*Work request*:
Search the records for lines with the word "thumb" and copy each match.

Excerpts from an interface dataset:
————————

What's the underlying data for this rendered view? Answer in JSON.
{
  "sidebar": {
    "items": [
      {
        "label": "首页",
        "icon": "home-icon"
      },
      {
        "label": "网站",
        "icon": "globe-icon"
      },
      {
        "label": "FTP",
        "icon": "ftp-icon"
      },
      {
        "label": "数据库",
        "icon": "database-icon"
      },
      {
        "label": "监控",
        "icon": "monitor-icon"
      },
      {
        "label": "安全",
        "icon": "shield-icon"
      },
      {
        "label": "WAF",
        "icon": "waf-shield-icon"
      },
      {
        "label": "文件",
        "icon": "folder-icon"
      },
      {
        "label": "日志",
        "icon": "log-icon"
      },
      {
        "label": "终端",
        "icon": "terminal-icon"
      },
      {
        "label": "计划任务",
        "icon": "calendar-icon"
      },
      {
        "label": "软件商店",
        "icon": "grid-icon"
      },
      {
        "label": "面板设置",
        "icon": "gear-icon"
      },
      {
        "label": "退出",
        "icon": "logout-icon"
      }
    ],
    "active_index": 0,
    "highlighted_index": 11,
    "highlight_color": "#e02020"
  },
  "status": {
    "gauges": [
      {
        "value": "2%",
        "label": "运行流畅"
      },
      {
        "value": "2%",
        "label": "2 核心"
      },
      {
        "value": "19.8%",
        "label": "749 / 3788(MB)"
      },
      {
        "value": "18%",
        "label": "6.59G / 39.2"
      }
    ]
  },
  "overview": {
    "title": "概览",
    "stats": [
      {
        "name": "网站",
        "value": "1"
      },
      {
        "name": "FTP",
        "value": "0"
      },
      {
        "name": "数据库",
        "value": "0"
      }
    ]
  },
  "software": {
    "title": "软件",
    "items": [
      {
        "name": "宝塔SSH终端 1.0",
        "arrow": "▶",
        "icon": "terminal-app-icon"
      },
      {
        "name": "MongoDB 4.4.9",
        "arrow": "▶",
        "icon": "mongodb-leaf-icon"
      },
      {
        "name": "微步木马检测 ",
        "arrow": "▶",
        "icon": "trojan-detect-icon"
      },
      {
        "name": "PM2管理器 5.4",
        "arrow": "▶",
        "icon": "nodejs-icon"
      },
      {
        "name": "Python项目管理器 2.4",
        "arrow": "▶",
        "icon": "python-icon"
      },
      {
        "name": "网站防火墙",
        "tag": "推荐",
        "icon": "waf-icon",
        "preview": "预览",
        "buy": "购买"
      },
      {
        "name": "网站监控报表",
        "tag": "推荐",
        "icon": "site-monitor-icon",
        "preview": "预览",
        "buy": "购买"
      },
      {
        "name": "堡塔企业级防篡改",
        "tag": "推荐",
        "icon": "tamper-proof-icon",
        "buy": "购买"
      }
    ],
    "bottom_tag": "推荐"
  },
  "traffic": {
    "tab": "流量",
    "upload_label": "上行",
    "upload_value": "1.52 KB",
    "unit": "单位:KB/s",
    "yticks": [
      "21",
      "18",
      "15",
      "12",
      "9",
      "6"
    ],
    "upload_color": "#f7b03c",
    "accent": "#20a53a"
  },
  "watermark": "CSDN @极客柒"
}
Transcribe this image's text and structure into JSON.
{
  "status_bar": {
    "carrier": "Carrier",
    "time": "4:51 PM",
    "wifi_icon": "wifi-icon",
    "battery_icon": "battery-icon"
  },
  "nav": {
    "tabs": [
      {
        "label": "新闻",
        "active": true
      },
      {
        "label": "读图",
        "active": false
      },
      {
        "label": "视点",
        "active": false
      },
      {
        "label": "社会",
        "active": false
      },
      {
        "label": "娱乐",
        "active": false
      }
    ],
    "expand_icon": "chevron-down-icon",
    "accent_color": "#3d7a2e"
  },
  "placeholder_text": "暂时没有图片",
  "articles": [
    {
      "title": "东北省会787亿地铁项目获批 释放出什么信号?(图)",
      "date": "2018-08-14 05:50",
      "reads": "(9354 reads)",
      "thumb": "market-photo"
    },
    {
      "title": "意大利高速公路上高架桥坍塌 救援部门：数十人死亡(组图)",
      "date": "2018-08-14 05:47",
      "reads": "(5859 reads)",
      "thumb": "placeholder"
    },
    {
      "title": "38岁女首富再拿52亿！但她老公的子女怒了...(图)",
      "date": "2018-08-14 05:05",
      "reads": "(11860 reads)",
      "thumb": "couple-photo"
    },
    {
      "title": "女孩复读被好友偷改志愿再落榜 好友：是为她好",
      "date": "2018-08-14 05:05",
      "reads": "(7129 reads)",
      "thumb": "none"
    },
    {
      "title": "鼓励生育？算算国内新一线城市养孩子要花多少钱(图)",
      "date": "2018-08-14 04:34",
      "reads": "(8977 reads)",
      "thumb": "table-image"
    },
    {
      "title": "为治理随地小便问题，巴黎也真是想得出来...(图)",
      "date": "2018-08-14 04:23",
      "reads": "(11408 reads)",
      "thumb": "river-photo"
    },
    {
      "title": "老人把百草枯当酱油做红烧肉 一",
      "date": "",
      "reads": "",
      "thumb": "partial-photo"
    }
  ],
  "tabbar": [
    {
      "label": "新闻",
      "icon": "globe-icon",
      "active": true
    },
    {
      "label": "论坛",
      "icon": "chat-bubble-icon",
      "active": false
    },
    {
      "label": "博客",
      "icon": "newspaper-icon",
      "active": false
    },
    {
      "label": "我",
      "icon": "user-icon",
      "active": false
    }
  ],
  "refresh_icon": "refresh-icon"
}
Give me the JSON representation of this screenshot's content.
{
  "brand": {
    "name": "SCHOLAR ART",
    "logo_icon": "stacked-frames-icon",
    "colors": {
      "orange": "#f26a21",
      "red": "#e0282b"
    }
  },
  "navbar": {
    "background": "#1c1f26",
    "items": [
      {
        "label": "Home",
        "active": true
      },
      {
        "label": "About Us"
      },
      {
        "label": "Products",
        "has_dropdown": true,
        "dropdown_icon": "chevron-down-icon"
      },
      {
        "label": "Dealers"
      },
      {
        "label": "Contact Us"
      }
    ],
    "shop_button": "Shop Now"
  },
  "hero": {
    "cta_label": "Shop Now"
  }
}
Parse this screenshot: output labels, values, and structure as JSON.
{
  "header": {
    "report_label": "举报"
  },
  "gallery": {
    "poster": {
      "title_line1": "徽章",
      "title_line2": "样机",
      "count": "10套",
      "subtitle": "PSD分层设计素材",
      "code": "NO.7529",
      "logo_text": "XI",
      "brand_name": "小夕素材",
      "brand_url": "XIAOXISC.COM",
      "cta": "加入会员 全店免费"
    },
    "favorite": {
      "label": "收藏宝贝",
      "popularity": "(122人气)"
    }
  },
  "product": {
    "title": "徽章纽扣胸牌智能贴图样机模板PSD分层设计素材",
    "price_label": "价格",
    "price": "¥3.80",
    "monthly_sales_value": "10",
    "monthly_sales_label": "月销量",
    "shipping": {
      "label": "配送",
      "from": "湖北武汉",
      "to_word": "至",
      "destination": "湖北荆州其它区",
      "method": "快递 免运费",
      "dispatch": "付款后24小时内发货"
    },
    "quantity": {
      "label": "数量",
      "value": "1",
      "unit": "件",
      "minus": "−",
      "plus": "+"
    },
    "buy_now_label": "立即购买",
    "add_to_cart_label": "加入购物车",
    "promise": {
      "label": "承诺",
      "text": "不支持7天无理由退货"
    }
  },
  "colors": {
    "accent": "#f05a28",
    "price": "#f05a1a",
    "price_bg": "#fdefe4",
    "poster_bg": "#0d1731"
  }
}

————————

*Result*:
      "thumb": "market-photo"
      "thumb": "placeholder"
      "thumb": "couple-photo"
      "thumb": "none"
      "thumb": "table-image"
      "thumb": "river-photo"
      "thumb": "partial-photo"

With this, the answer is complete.